The Primordial Alliance of Sheep, Man and Dog: Thoughts on the Year of the Ram
For over a decade, I have regularly attended the annual Sheep and Wool Festival in Rhinebeck, New York, a celebration of all things sheep. Scores of stalls sell hand-crafted woolen sweaters, photographs of sheep, spindles, spinning wheels, fleece, books about sheep and so on. The sheep, of many breeds, are present as well, and they are obviously raised with a great deal of care and affection. Visitors constantly admire them, touch samples of their wool, talk gently to them and ask questions about them. A few sheep appear to bask in the attention, and most appear indifferent to it, but all appear at least content.
Several stalls offer lamb and mutton; loving sheep and eating them have, for millennia, gone together with surprisingly little tension. It is hard to imagine a festival in which the love of pigs and the taste of pork are celebrated in such comfortable proximity. But relationships that we lump together under the heading of “domestication” do not follow any single pattern or prototype. The bond with humanity is profoundly different for dogs, pigs, bees, sheep and other animals.
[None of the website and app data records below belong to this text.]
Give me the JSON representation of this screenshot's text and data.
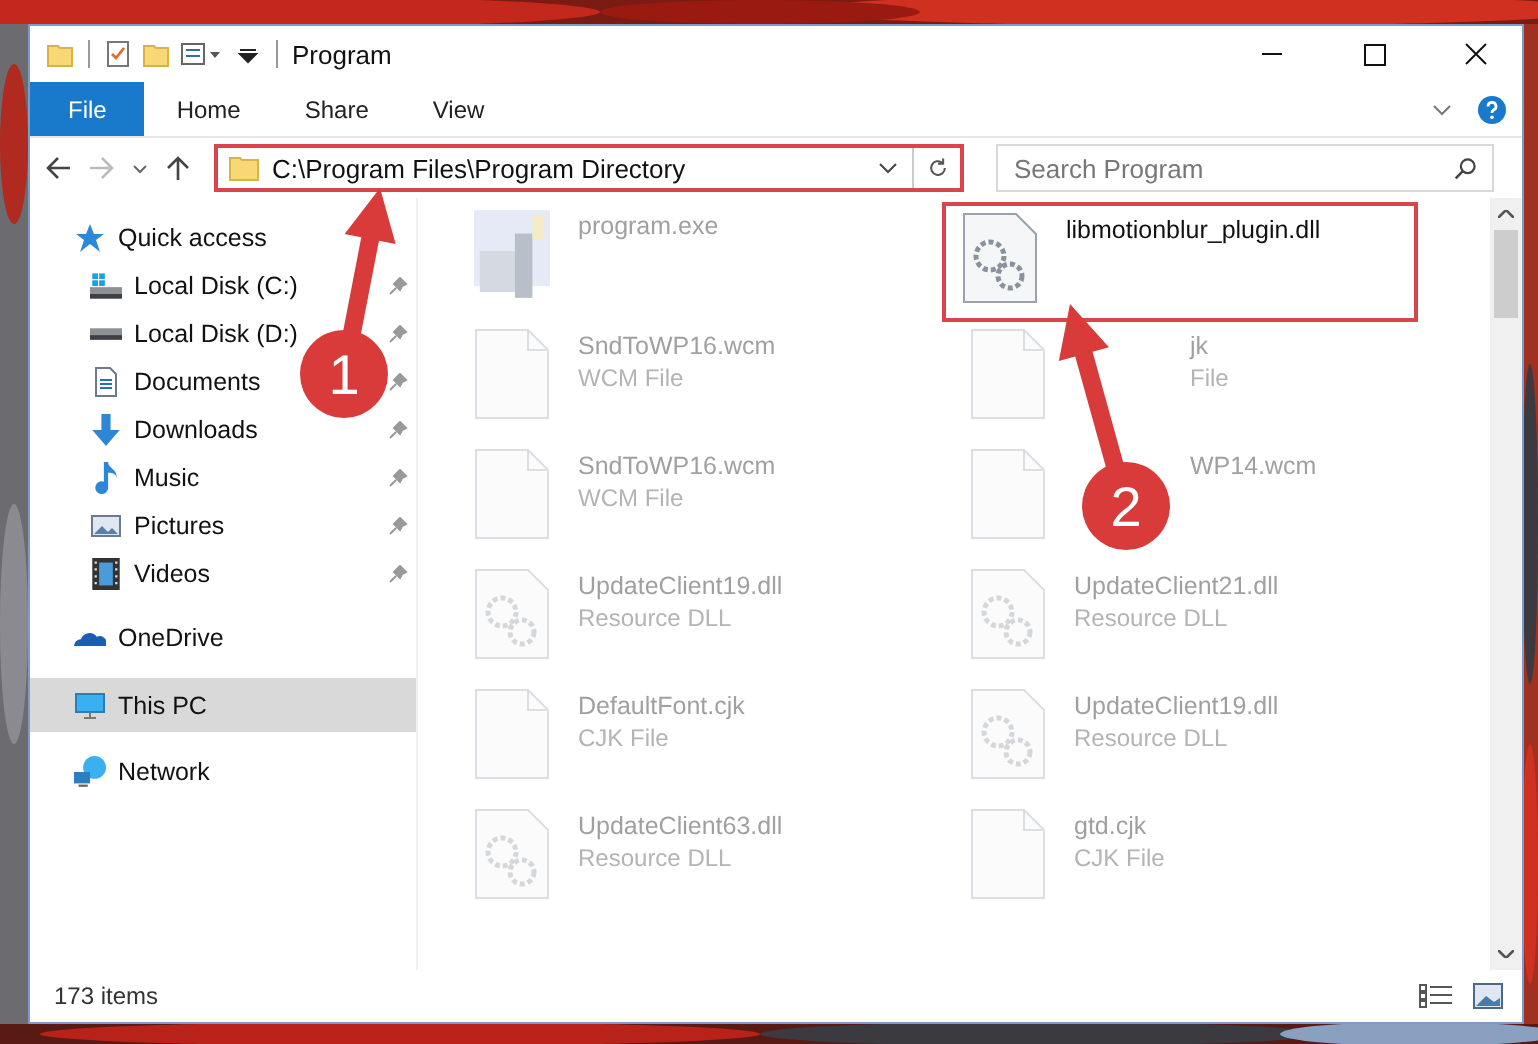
{
  "window": {
    "title": "Program"
  },
  "ribbon": {
    "tabs": [
      {
        "label": "File",
        "selected": true
      },
      {
        "label": "Home",
        "selected": false
      },
      {
        "label": "Share",
        "selected": false
      },
      {
        "label": "View",
        "selected": false
      }
    ]
  },
  "address": {
    "path": "C:\\Program Files\\Program Directory",
    "highlighted": true
  },
  "search": {
    "placeholder": "Search Program"
  },
  "sidebar": {
    "items": [
      {
        "label": "Quick access",
        "kind": "star",
        "pinned": false,
        "selected": false,
        "children": [
          {
            "label": "Local Disk (C:)",
            "kind": "disk-c",
            "pinned": true,
            "selected": false
          },
          {
            "label": "Local Disk (D:)",
            "kind": "disk",
            "pinned": true,
            "selected": false
          },
          {
            "label": "Documents",
            "kind": "document",
            "pinned": true,
            "selected": false
          },
          {
            "label": "Downloads",
            "kind": "download",
            "pinned": true,
            "selected": false
          },
          {
            "label": "Music",
            "kind": "music",
            "pinned": true,
            "selected": false
          },
          {
            "label": "Pictures",
            "kind": "pictures",
            "pinned": true,
            "selected": false
          },
          {
            "label": "Videos",
            "kind": "video",
            "pinned": true,
            "selected": false
          }
        ]
      },
      {
        "label": "OneDrive",
        "kind": "cloud",
        "pinned": false,
        "selected": false
      },
      {
        "label": "This PC",
        "kind": "pc",
        "pinned": false,
        "selected": true
      },
      {
        "label": "Network",
        "kind": "network",
        "pinned": false,
        "selected": false
      }
    ]
  },
  "files": [
    {
      "name": "program.exe",
      "kind": "exe",
      "highlighted": false,
      "faded": true
    },
    {
      "name": "libmotionblur_plugin.dll",
      "kind": "gear",
      "highlighted": true,
      "faded": false
    },
    {
      "name": "SndToWP16.wcm",
      "type": "WCM File",
      "kind": "page",
      "highlighted": false,
      "faded": true
    },
    {
      "name": "jk",
      "type": "File",
      "kind": "page",
      "highlighted": false,
      "faded": true,
      "covered": true
    },
    {
      "name": "SndToWP16.wcm",
      "type": "WCM File",
      "kind": "page",
      "highlighted": false,
      "faded": true
    },
    {
      "name": "WP14.wcm",
      "kind": "page",
      "highlighted": false,
      "faded": true,
      "covered": true
    },
    {
      "name": "UpdateClient19.dll",
      "type": "Resource DLL",
      "kind": "gear",
      "highlighted": false,
      "faded": true
    },
    {
      "name": "UpdateClient21.dll",
      "type": "Resource DLL",
      "kind": "gear",
      "highlighted": false,
      "faded": true
    },
    {
      "name": "DefaultFont.cjk",
      "type": "CJK File",
      "kind": "page",
      "highlighted": false,
      "faded": true
    },
    {
      "name": "UpdateClient19.dll",
      "type": "Resource DLL",
      "kind": "gear",
      "highlighted": false,
      "faded": true
    },
    {
      "name": "UpdateClient63.dll",
      "type": "Resource DLL",
      "kind": "gear",
      "highlighted": false,
      "faded": true
    },
    {
      "name": "gtd.cjk",
      "type": "CJK File",
      "kind": "page",
      "highlighted": false,
      "faded": true
    }
  ],
  "status_bar": {
    "count": "173 items"
  },
  "annotations": [
    {
      "number": "1"
    },
    {
      "number": "2"
    }
  ]
}
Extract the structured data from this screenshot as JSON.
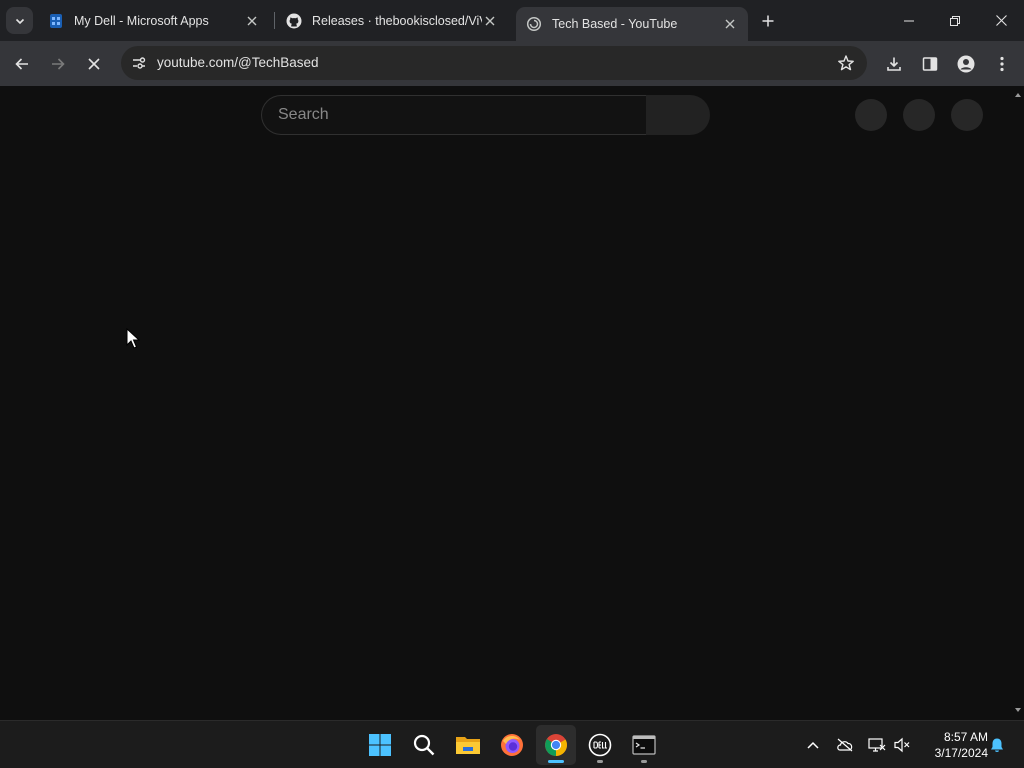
{
  "browser": {
    "tabs": [
      {
        "title": "My Dell - Microsoft Apps",
        "active": false,
        "favicon": "dell-store-icon"
      },
      {
        "title": "Releases · thebookisclosed/ViVe",
        "active": false,
        "favicon": "github-icon"
      },
      {
        "title": "Tech Based - YouTube",
        "active": true,
        "favicon": "loading-globe-icon"
      }
    ],
    "url": "youtube.com/@TechBased",
    "loading": true
  },
  "page": {
    "search_placeholder": "Search"
  },
  "taskbar": {
    "apps": [
      {
        "name": "start",
        "icon": "windows-logo-icon"
      },
      {
        "name": "search",
        "icon": "search-icon"
      },
      {
        "name": "file-explorer",
        "icon": "folder-icon"
      },
      {
        "name": "firefox",
        "icon": "firefox-icon"
      },
      {
        "name": "chrome",
        "icon": "chrome-icon",
        "active": true
      },
      {
        "name": "dell",
        "icon": "dell-icon"
      },
      {
        "name": "terminal",
        "icon": "terminal-icon"
      }
    ],
    "clock": {
      "time": "8:57 AM",
      "date": "3/17/2024"
    }
  },
  "colors": {
    "accent": "#4cc2ff",
    "page_bg": "#0f0f0f",
    "toolbar_bg": "#35363a",
    "tabstrip_bg": "#202124"
  }
}
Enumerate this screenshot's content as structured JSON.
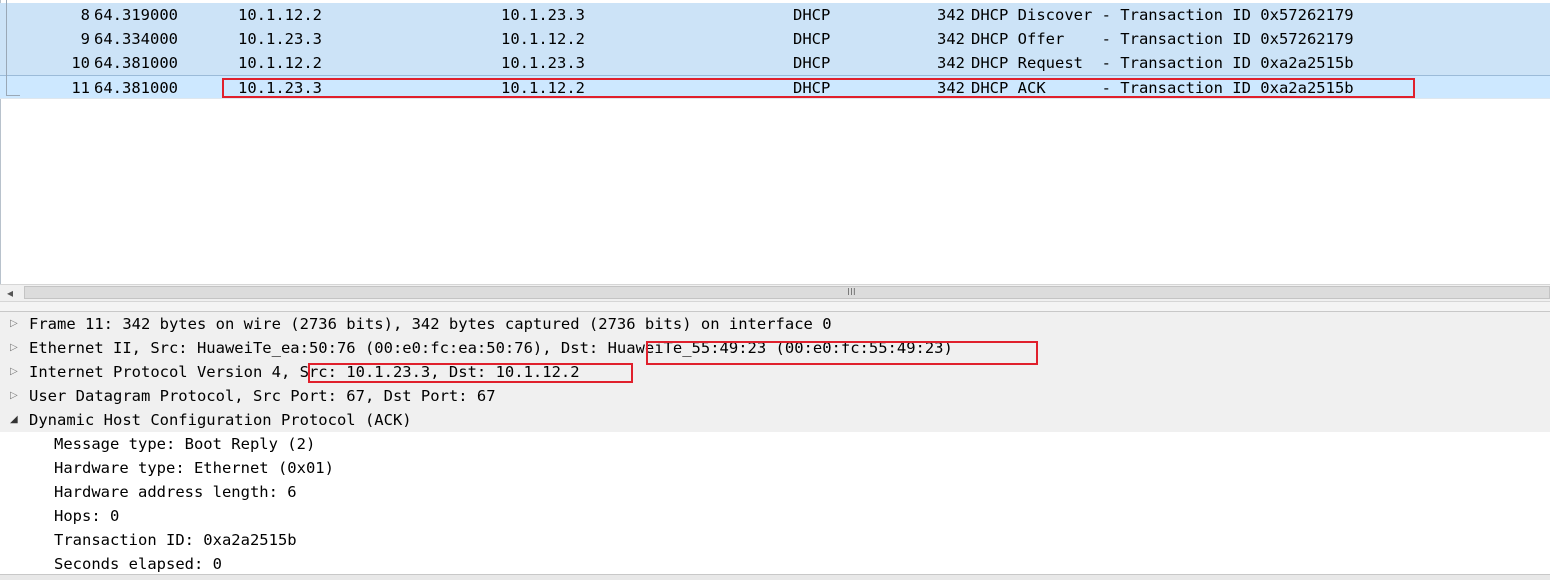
{
  "packet_list": {
    "rows": [
      {
        "no": "8",
        "time": "64.319000",
        "src": "10.1.12.2",
        "dst": "10.1.23.3",
        "proto": "DHCP",
        "len": "342",
        "info": "DHCP Discover - Transaction ID 0x57262179"
      },
      {
        "no": "9",
        "time": "64.334000",
        "src": "10.1.23.3",
        "dst": "10.1.12.2",
        "proto": "DHCP",
        "len": "342",
        "info": "DHCP Offer    - Transaction ID 0x57262179"
      },
      {
        "no": "10",
        "time": "64.381000",
        "src": "10.1.12.2",
        "dst": "10.1.23.3",
        "proto": "DHCP",
        "len": "342",
        "info": "DHCP Request  - Transaction ID 0xa2a2515b"
      },
      {
        "no": "11",
        "time": "64.381000",
        "src": "10.1.23.3",
        "dst": "10.1.12.2",
        "proto": "DHCP",
        "len": "342",
        "info": "DHCP ACK      - Transaction ID 0xa2a2515b"
      }
    ]
  },
  "scrollbar": {
    "left_arrow": "◂",
    "grip": "III"
  },
  "details": {
    "frame": "Frame 11: 342 bytes on wire (2736 bits), 342 bytes captured (2736 bits) on interface 0",
    "ethernet": "Ethernet II, Src: HuaweiTe_ea:50:76 (00:e0:fc:ea:50:76), Dst: HuaweiTe_55:49:23 (00:e0:fc:55:49:23)",
    "ip": "Internet Protocol Version 4, Src: 10.1.23.3, Dst: 10.1.12.2",
    "udp": "User Datagram Protocol, Src Port: 67, Dst Port: 67",
    "dhcp": "Dynamic Host Configuration Protocol (ACK)",
    "dhcp_fields": [
      "Message type: Boot Reply (2)",
      "Hardware type: Ethernet (0x01)",
      "Hardware address length: 6",
      "Hops: 0",
      "Transaction ID: 0xa2a2515b",
      "Seconds elapsed: 0"
    ],
    "collapsed_arrow": "▷",
    "expanded_arrow": "◢"
  },
  "colors": {
    "selection": "#cde8ff",
    "row": "#cce3f7",
    "highlight_box": "#e0202c"
  }
}
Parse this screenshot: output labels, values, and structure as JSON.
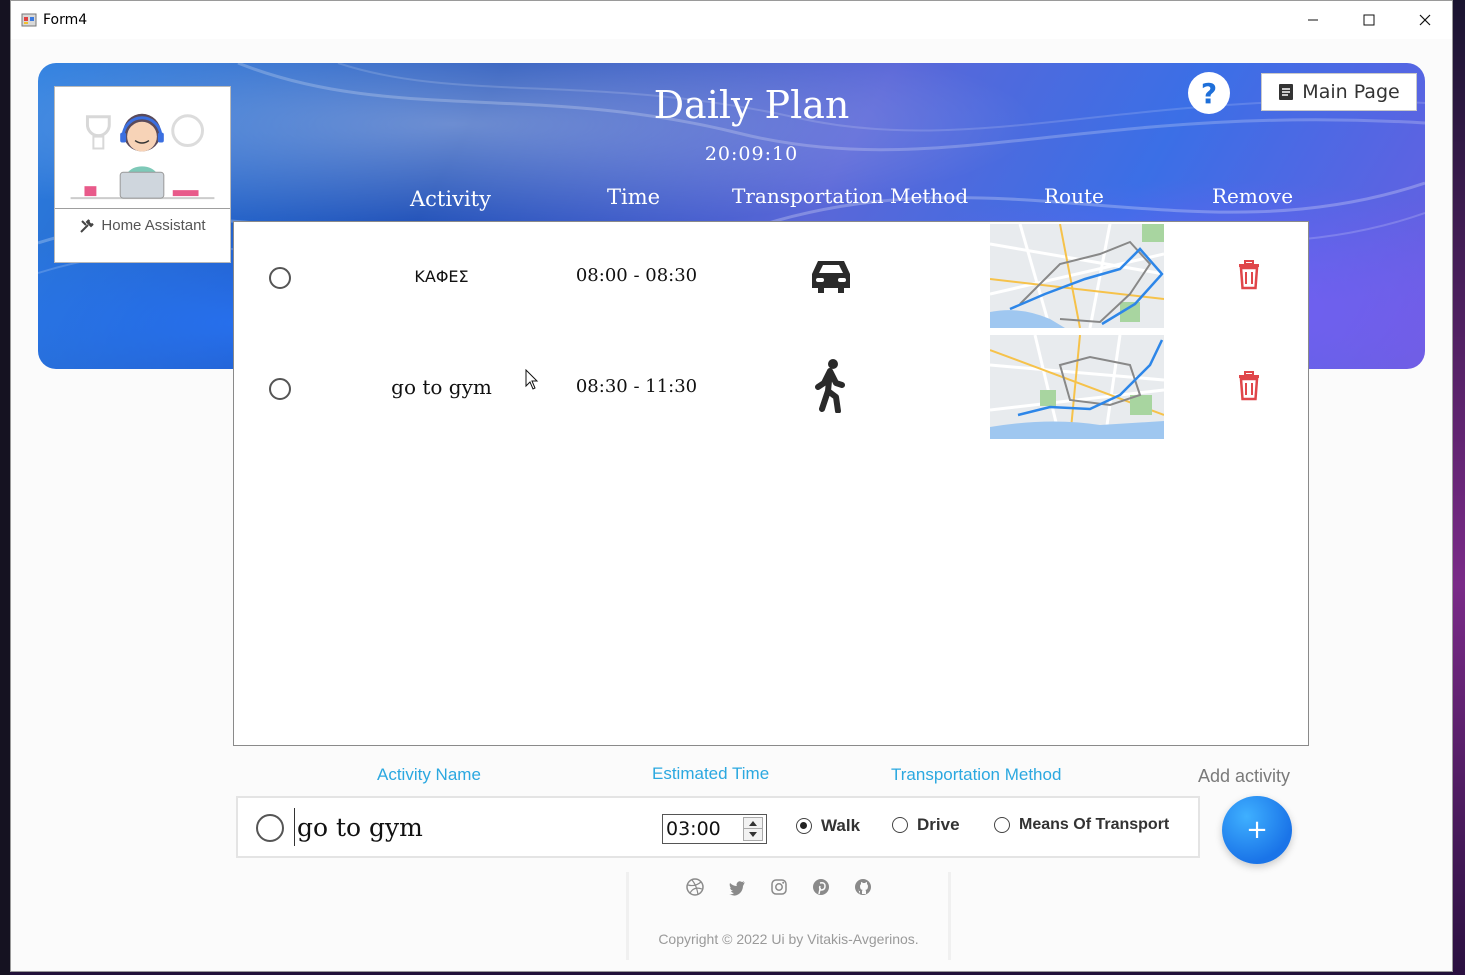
{
  "window": {
    "title": "Form4"
  },
  "header": {
    "title": "Daily Plan",
    "clock": "20:09:10",
    "help_icon": "question-icon",
    "main_page_label": "Main Page"
  },
  "assistant": {
    "label": "Home Assistant"
  },
  "columns": {
    "activity": "Activity",
    "time": "Time",
    "transport": "Transportation Method",
    "route": "Route",
    "remove": "Remove"
  },
  "activities": [
    {
      "name": "ΚΑΦΕΣ",
      "time": "08:00 - 08:30",
      "transport_icon": "car-icon"
    },
    {
      "name": "go to gym",
      "time": "08:30 - 11:30",
      "transport_icon": "walking-person-icon"
    }
  ],
  "form": {
    "activity_name_label": "Activity Name",
    "estimated_time_label": "Estimated Time",
    "transport_label": "Transportation Method",
    "add_label": "Add activity",
    "name_value": "go to gym",
    "time_value": "03:00",
    "options": [
      "Walk",
      "Drive",
      "Means Of Transport"
    ],
    "selected_option": "Walk",
    "add_button": "+"
  },
  "footer": {
    "social_icons": [
      "dribbble-icon",
      "twitter-icon",
      "instagram-icon",
      "pinterest-icon",
      "github-icon"
    ],
    "copyright": "Copyright © 2022 Ui by Vitakis-Avgerinos."
  },
  "colors": {
    "accent": "#2ba8e0",
    "add_button": "#1a74e8",
    "trash": "#e0464a"
  }
}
Each relation entails unique values, duties, uses, problems, symbols and mythologies. This celebration in Rhinebeck will seem —> Read More Here